Even now, I'm not sure I really liked it but it still leaves me wondering, "Okay, wonder where this could go in a future novel....."
While the book was interesting enough to keep me wanting to find out what was going to happen, in the end it fell flat for me. The characters really weren't very interesting and there is no sense of place other than numerous mentions of how hot it is in Texas. This novel could have been set in Minnesota just as well and it would have made little difference. There is just no atmosphere at all. Finally, there is the talking muffin that weaves its way through the story and gives the book it title of Muffin Man. I simply do not get this part of the story at all.
"But this time, for the first time, John also saw what he was. Not the victim of injustice, not the unwilling hostage of two well-meaning but fantastically dysfunctional parents.

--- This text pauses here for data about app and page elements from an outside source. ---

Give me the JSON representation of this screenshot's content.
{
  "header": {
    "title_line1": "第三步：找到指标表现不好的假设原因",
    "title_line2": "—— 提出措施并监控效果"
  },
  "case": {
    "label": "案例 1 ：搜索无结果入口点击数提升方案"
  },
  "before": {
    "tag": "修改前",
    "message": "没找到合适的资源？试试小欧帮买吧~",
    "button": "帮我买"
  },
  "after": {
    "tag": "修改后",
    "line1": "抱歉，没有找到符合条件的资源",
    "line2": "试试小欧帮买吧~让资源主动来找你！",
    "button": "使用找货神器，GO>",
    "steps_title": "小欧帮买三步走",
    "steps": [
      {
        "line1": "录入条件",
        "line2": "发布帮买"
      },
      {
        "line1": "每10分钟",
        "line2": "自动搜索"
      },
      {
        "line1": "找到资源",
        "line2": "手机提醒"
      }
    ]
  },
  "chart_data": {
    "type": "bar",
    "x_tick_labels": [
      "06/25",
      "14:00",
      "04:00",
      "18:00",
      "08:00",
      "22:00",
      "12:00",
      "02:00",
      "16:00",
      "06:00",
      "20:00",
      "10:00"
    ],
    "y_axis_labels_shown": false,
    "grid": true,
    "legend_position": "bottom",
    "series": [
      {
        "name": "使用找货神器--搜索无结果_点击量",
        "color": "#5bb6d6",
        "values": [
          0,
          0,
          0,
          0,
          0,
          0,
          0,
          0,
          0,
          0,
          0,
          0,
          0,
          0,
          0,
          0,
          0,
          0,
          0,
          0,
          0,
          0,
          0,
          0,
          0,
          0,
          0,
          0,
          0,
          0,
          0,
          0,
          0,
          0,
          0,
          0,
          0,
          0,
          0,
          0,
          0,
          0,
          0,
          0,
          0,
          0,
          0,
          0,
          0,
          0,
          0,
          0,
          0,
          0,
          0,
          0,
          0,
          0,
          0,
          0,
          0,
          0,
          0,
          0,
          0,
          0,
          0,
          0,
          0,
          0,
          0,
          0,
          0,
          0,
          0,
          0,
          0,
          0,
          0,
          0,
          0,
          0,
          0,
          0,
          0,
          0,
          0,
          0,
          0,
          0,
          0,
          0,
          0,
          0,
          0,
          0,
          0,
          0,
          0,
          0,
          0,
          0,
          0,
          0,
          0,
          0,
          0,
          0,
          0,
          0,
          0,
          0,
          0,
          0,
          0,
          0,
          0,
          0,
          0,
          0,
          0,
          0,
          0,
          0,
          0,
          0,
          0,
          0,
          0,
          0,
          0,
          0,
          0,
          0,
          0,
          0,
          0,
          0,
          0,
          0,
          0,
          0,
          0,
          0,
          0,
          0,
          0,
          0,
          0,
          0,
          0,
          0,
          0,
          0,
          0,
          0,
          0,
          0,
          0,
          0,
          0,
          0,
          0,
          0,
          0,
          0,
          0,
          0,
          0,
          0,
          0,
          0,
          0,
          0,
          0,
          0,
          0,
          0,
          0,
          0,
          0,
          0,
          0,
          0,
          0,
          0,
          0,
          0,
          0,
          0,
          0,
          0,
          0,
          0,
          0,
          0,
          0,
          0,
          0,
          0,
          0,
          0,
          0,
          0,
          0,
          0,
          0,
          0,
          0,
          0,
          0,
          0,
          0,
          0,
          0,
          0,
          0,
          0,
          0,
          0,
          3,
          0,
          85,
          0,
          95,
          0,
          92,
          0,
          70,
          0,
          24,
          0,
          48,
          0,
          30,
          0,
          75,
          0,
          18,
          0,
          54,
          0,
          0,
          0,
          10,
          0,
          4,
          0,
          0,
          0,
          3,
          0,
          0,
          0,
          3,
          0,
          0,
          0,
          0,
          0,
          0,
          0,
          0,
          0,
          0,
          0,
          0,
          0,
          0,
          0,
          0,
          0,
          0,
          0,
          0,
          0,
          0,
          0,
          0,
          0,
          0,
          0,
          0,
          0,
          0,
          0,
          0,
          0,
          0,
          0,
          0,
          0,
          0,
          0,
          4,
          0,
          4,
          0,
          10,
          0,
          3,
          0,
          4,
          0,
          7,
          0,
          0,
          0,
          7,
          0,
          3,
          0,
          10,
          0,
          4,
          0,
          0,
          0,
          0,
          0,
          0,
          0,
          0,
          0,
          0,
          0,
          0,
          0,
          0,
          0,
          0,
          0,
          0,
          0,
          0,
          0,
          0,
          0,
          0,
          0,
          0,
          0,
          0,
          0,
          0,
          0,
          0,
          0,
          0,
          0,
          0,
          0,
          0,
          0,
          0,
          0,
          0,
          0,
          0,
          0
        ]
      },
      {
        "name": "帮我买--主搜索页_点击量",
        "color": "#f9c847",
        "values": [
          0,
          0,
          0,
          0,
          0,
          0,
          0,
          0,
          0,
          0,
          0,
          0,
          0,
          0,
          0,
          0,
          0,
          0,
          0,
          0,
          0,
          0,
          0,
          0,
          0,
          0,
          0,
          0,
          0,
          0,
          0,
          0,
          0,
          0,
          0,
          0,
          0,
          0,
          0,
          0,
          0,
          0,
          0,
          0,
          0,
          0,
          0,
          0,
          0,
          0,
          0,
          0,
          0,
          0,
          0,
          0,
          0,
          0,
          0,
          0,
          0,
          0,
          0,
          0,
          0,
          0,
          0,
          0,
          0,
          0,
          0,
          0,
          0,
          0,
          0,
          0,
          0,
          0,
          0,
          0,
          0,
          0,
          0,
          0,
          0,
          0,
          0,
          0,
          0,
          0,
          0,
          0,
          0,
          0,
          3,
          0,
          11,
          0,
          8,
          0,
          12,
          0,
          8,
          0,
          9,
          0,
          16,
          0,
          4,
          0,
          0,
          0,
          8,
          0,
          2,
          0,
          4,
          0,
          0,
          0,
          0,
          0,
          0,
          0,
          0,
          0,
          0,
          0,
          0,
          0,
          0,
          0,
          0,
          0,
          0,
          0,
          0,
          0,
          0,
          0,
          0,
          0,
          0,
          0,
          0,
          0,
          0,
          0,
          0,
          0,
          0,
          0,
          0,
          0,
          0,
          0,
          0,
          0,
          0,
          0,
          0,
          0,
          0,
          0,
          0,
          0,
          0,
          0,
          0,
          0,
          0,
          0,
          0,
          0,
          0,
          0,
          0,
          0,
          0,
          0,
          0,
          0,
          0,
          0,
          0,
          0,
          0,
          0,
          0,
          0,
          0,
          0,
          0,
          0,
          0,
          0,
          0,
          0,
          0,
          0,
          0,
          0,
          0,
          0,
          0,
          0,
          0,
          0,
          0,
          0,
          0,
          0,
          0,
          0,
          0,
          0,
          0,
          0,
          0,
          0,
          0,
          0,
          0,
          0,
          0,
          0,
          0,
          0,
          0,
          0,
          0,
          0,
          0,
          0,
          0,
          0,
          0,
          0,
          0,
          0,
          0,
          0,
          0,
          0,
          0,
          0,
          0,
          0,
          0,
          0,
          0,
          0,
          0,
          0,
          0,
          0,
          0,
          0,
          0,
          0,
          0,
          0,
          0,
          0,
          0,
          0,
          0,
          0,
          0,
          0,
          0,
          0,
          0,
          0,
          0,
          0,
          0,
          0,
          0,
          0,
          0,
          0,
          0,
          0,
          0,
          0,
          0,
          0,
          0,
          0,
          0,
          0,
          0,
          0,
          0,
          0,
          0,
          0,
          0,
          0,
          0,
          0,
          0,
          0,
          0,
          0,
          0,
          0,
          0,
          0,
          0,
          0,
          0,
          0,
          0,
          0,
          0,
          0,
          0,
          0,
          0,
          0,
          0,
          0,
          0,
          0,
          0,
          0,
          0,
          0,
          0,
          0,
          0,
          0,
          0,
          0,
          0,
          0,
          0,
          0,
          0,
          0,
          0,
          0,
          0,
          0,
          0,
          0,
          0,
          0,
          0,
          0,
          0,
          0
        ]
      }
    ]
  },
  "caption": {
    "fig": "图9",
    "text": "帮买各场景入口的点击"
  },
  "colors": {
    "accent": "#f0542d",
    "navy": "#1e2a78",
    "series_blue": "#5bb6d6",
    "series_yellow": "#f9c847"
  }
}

Just an ungrateful teenager, a cornered ego, lashing out to make sure the ones responsible for his misery felt the sting of it."
This line summarizes the tension in the book between the main character and his father and the author does an excellent job in understanding both sides.
Very worthwhile read.